Task requirements -> In the material below, some lines carry "folder". Copy each such line.

--- Material for this exercise Enclosed Below ---

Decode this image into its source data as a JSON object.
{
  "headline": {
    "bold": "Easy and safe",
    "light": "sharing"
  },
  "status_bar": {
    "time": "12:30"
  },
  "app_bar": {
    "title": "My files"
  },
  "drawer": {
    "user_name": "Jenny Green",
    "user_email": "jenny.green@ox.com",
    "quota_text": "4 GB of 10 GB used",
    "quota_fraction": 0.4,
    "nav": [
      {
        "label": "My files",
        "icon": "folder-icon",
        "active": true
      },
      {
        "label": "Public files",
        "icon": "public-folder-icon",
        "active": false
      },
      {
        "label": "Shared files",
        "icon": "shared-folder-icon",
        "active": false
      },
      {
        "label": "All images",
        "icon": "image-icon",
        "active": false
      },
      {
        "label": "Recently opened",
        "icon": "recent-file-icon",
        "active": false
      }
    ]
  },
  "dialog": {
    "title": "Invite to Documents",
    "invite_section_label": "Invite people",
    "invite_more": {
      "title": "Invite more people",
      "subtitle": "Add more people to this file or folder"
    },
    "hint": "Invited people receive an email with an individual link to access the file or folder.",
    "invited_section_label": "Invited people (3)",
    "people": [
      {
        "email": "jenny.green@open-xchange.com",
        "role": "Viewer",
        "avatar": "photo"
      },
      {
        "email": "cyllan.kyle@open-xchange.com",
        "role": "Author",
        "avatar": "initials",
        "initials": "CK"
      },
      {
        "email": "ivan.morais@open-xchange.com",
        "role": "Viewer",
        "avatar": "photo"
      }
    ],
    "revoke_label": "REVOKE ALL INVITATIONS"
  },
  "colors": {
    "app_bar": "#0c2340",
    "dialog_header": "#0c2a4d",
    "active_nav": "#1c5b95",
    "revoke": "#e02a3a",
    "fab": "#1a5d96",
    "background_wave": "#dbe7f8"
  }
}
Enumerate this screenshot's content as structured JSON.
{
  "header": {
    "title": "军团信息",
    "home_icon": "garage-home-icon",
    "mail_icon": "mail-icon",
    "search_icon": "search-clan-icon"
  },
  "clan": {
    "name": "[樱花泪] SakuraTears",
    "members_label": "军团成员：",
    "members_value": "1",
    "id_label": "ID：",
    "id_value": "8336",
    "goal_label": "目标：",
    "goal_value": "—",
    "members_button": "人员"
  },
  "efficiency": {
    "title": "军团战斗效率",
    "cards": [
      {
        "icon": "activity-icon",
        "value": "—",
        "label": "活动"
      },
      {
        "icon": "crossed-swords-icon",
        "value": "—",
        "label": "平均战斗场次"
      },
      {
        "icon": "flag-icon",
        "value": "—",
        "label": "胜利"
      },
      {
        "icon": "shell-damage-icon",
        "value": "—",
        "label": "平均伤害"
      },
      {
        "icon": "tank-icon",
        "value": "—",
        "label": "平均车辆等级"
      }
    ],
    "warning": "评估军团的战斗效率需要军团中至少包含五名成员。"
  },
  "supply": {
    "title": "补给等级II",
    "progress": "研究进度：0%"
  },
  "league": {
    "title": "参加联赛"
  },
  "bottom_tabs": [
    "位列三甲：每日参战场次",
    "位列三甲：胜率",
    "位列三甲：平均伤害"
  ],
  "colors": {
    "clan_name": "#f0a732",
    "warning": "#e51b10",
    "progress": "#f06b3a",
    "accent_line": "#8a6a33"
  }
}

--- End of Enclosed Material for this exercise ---

Response ->
        "icon": "folder-icon",
        "icon": "public-folder-icon",
        "icon": "shared-folder-icon",
      "subtitle": "Add more people to this file or folder"
    "hint": "Invited people receive an email with an individual link to access the file or folder.",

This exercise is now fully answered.